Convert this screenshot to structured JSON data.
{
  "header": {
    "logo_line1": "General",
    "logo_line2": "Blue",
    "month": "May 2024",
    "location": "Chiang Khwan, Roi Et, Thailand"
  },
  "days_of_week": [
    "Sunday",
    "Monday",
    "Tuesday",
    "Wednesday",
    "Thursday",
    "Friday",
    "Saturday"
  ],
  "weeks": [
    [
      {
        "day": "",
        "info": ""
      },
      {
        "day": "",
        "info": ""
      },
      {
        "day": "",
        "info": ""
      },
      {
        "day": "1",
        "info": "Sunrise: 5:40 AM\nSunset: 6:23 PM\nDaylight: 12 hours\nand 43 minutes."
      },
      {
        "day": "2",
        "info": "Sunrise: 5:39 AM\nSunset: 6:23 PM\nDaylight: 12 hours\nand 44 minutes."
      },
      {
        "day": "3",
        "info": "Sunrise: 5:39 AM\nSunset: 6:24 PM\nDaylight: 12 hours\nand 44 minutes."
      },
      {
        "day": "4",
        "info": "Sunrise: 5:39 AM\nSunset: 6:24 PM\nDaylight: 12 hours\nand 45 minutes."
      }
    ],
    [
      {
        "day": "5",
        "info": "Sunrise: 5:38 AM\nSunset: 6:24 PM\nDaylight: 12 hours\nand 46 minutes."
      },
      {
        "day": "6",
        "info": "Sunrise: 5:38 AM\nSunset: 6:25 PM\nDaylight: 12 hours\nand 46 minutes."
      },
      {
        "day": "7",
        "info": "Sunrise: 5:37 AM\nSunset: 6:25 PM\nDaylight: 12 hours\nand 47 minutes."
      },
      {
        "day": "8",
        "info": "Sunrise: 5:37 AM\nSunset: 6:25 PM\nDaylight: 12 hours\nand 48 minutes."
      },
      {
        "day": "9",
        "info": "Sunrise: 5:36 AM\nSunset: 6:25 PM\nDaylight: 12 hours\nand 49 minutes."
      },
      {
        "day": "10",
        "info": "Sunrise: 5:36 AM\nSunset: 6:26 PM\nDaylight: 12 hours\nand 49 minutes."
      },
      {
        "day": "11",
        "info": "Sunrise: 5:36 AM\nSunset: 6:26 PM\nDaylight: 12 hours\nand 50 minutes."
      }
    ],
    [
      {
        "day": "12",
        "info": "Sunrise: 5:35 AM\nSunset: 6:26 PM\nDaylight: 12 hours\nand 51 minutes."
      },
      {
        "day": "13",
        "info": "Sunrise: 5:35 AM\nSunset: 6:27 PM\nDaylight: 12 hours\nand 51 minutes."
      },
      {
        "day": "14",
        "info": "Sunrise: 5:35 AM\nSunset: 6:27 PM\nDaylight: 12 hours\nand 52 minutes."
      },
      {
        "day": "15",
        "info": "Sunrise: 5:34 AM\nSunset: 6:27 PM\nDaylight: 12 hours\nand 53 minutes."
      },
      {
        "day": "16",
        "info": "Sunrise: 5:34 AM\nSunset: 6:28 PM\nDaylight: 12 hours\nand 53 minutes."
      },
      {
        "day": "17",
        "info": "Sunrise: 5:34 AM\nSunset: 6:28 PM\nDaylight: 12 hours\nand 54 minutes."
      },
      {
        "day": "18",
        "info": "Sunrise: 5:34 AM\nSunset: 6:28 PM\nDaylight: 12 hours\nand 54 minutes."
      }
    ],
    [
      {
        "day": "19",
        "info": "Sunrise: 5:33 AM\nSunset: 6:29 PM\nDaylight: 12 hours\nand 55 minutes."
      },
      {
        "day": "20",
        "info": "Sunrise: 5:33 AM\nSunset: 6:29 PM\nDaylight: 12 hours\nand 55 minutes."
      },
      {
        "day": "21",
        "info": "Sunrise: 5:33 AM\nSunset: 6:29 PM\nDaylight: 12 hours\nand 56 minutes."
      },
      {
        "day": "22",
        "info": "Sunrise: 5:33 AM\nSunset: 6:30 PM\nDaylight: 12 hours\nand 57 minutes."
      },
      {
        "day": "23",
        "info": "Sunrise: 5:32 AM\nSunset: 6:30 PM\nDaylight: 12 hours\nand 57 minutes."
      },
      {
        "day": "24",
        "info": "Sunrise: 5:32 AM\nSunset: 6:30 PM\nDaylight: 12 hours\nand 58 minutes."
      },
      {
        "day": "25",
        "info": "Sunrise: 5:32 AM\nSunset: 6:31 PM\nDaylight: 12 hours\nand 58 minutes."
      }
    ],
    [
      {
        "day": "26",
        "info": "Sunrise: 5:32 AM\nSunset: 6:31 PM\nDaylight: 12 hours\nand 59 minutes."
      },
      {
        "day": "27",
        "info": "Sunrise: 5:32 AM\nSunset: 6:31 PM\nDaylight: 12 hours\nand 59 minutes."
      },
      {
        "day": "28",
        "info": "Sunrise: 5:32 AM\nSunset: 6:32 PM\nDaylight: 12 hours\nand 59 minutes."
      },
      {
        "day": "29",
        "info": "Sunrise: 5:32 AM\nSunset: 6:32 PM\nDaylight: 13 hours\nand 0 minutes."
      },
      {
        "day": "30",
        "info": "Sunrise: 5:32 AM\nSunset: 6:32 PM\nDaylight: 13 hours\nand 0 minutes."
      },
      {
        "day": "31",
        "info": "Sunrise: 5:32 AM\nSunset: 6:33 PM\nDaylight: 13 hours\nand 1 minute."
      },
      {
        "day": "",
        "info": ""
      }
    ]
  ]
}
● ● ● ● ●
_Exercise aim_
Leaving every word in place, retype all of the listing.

_Answer section_
Convert this screenshot to structured JSON data.
{
  "header": {
    "logo_line1": "General",
    "logo_line2": "Blue",
    "month": "May 2024",
    "location": "Chiang Khwan, Roi Et, Thailand"
  },
  "days_of_week": [
    "Sunday",
    "Monday",
    "Tuesday",
    "Wednesday",
    "Thursday",
    "Friday",
    "Saturday"
  ],
  "weeks": [
    [
      {
        "day": "",
        "info": ""
      },
      {
        "day": "",
        "info": ""
      },
      {
        "day": "",
        "info": ""
      },
      {
        "day": "1",
        "info": "Sunrise: 5:40 AM\nSunset: 6:23 PM\nDaylight: 12 hours\nand 43 minutes."
      },
      {
        "day": "2",
        "info": "Sunrise: 5:39 AM\nSunset: 6:23 PM\nDaylight: 12 hours\nand 44 minutes."
      },
      {
        "day": "3",
        "info": "Sunrise: 5:39 AM\nSunset: 6:24 PM\nDaylight: 12 hours\nand 44 minutes."
      },
      {
        "day": "4",
        "info": "Sunrise: 5:39 AM\nSunset: 6:24 PM\nDaylight: 12 hours\nand 45 minutes."
      }
    ],
    [
      {
        "day": "5",
        "info": "Sunrise: 5:38 AM\nSunset: 6:24 PM\nDaylight: 12 hours\nand 46 minutes."
      },
      {
        "day": "6",
        "info": "Sunrise: 5:38 AM\nSunset: 6:25 PM\nDaylight: 12 hours\nand 46 minutes."
      },
      {
        "day": "7",
        "info": "Sunrise: 5:37 AM\nSunset: 6:25 PM\nDaylight: 12 hours\nand 47 minutes."
      },
      {
        "day": "8",
        "info": "Sunrise: 5:37 AM\nSunset: 6:25 PM\nDaylight: 12 hours\nand 48 minutes."
      },
      {
        "day": "9",
        "info": "Sunrise: 5:36 AM\nSunset: 6:25 PM\nDaylight: 12 hours\nand 49 minutes."
      },
      {
        "day": "10",
        "info": "Sunrise: 5:36 AM\nSunset: 6:26 PM\nDaylight: 12 hours\nand 49 minutes."
      },
      {
        "day": "11",
        "info": "Sunrise: 5:36 AM\nSunset: 6:26 PM\nDaylight: 12 hours\nand 50 minutes."
      }
    ],
    [
      {
        "day": "12",
        "info": "Sunrise: 5:35 AM\nSunset: 6:26 PM\nDaylight: 12 hours\nand 51 minutes."
      },
      {
        "day": "13",
        "info": "Sunrise: 5:35 AM\nSunset: 6:27 PM\nDaylight: 12 hours\nand 51 minutes."
      },
      {
        "day": "14",
        "info": "Sunrise: 5:35 AM\nSunset: 6:27 PM\nDaylight: 12 hours\nand 52 minutes."
      },
      {
        "day": "15",
        "info": "Sunrise: 5:34 AM\nSunset: 6:27 PM\nDaylight: 12 hours\nand 53 minutes."
      },
      {
        "day": "16",
        "info": "Sunrise: 5:34 AM\nSunset: 6:28 PM\nDaylight: 12 hours\nand 53 minutes."
      },
      {
        "day": "17",
        "info": "Sunrise: 5:34 AM\nSunset: 6:28 PM\nDaylight: 12 hours\nand 54 minutes."
      },
      {
        "day": "18",
        "info": "Sunrise: 5:34 AM\nSunset: 6:28 PM\nDaylight: 12 hours\nand 54 minutes."
      }
    ],
    [
      {
        "day": "19",
        "info": "Sunrise: 5:33 AM\nSunset: 6:29 PM\nDaylight: 12 hours\nand 55 minutes."
      },
      {
        "day": "20",
        "info": "Sunrise: 5:33 AM\nSunset: 6:29 PM\nDaylight: 12 hours\nand 55 minutes."
      },
      {
        "day": "21",
        "info": "Sunrise: 5:33 AM\nSunset: 6:29 PM\nDaylight: 12 hours\nand 56 minutes."
      },
      {
        "day": "22",
        "info": "Sunrise: 5:33 AM\nSunset: 6:30 PM\nDaylight: 12 hours\nand 57 minutes."
      },
      {
        "day": "23",
        "info": "Sunrise: 5:32 AM\nSunset: 6:30 PM\nDaylight: 12 hours\nand 57 minutes."
      },
      {
        "day": "24",
        "info": "Sunrise: 5:32 AM\nSunset: 6:30 PM\nDaylight: 12 hours\nand 58 minutes."
      },
      {
        "day": "25",
        "info": "Sunrise: 5:32 AM\nSunset: 6:31 PM\nDaylight: 12 hours\nand 58 minutes."
      }
    ],
    [
      {
        "day": "26",
        "info": "Sunrise: 5:32 AM\nSunset: 6:31 PM\nDaylight: 12 hours\nand 59 minutes."
      },
      {
        "day": "27",
        "info": "Sunrise: 5:32 AM\nSunset: 6:31 PM\nDaylight: 12 hours\nand 59 minutes."
      },
      {
        "day": "28",
        "info": "Sunrise: 5:32 AM\nSunset: 6:32 PM\nDaylight: 12 hours\nand 59 minutes."
      },
      {
        "day": "29",
        "info": "Sunrise: 5:32 AM\nSunset: 6:32 PM\nDaylight: 13 hours\nand 0 minutes."
      },
      {
        "day": "30",
        "info": "Sunrise: 5:32 AM\nSunset: 6:32 PM\nDaylight: 13 hours\nand 0 minutes."
      },
      {
        "day": "31",
        "info": "Sunrise: 5:32 AM\nSunset: 6:33 PM\nDaylight: 13 hours\nand 1 minute."
      },
      {
        "day": "",
        "info": ""
      }
    ]
  ]
}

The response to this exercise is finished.